> **DESCRIPTION OF THE TASK**: Every line below that mentions the word "slot" should be copied out.

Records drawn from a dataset

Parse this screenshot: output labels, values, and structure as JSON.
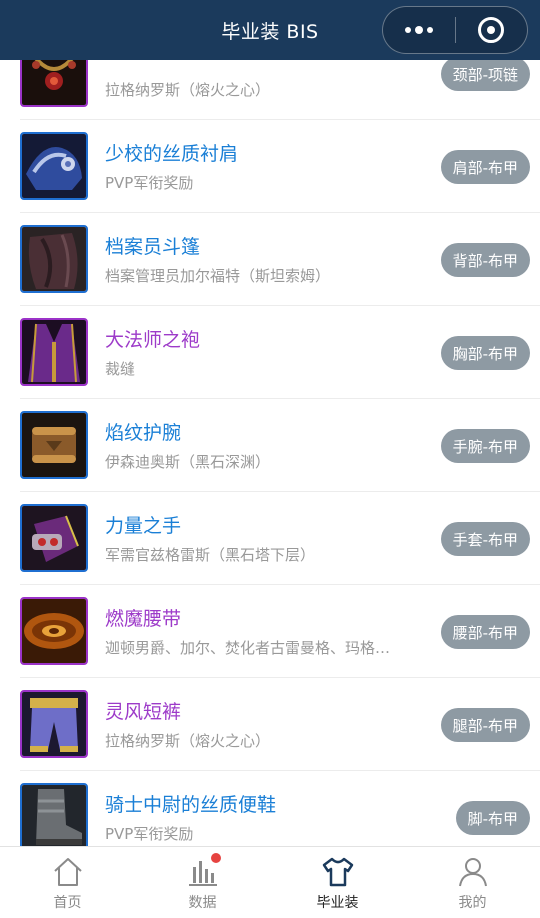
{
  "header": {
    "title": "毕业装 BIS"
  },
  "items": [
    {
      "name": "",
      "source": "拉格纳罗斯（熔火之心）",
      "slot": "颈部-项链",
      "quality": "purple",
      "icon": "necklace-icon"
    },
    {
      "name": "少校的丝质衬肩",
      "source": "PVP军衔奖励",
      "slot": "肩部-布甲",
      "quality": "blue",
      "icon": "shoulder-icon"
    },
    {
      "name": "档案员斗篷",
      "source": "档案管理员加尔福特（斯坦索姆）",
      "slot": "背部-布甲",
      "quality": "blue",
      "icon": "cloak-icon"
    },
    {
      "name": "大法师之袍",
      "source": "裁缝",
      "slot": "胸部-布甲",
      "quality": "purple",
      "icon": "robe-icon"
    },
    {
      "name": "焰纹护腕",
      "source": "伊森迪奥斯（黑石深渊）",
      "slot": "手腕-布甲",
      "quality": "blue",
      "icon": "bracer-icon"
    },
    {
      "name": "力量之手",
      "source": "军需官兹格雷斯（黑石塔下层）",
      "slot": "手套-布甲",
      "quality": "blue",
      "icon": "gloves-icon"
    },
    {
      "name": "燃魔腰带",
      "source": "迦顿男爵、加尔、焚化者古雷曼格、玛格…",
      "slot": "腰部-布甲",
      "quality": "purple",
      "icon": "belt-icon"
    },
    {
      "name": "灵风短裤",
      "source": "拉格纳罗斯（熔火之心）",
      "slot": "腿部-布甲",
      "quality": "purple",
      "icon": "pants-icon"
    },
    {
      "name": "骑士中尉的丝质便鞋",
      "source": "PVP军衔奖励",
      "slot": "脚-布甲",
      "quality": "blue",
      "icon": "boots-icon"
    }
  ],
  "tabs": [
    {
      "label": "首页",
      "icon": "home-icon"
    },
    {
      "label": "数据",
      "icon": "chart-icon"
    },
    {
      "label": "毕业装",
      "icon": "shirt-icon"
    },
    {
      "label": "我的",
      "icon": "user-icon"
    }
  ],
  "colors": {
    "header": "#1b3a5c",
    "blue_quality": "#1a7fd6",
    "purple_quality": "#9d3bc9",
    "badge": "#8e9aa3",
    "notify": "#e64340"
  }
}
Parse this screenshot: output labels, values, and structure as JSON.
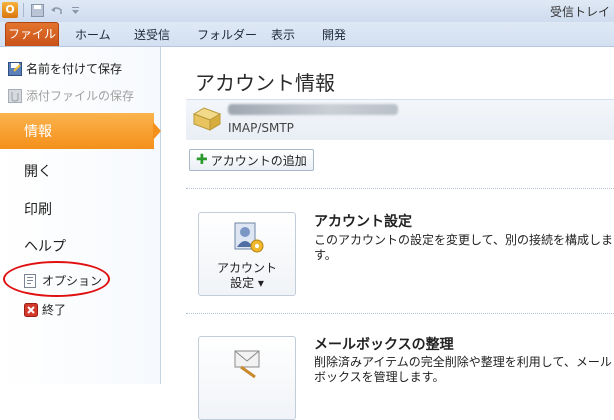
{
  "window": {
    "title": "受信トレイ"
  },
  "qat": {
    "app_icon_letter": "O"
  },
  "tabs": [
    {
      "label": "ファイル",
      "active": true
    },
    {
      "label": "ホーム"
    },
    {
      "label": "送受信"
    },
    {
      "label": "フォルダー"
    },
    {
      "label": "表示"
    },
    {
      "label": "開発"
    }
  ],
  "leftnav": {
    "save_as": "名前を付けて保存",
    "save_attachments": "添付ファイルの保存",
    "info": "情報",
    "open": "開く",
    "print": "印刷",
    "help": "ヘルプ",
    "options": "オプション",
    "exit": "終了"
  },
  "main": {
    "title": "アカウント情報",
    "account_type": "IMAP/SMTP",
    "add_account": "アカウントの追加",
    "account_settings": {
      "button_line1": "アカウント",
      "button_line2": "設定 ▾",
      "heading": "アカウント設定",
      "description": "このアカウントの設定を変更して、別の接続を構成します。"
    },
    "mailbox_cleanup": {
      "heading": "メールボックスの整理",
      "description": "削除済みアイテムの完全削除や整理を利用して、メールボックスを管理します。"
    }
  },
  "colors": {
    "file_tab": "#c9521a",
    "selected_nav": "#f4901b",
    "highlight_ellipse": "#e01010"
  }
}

> **ANSWER SPACE**:
      "slot": "颈部-项链",
      "slot": "肩部-布甲",
      "slot": "背部-布甲",
      "slot": "胸部-布甲",
      "slot": "手腕-布甲",
      "slot": "手套-布甲",
      "slot": "腰部-布甲",
      "slot": "腿部-布甲",
      "slot": "脚-布甲",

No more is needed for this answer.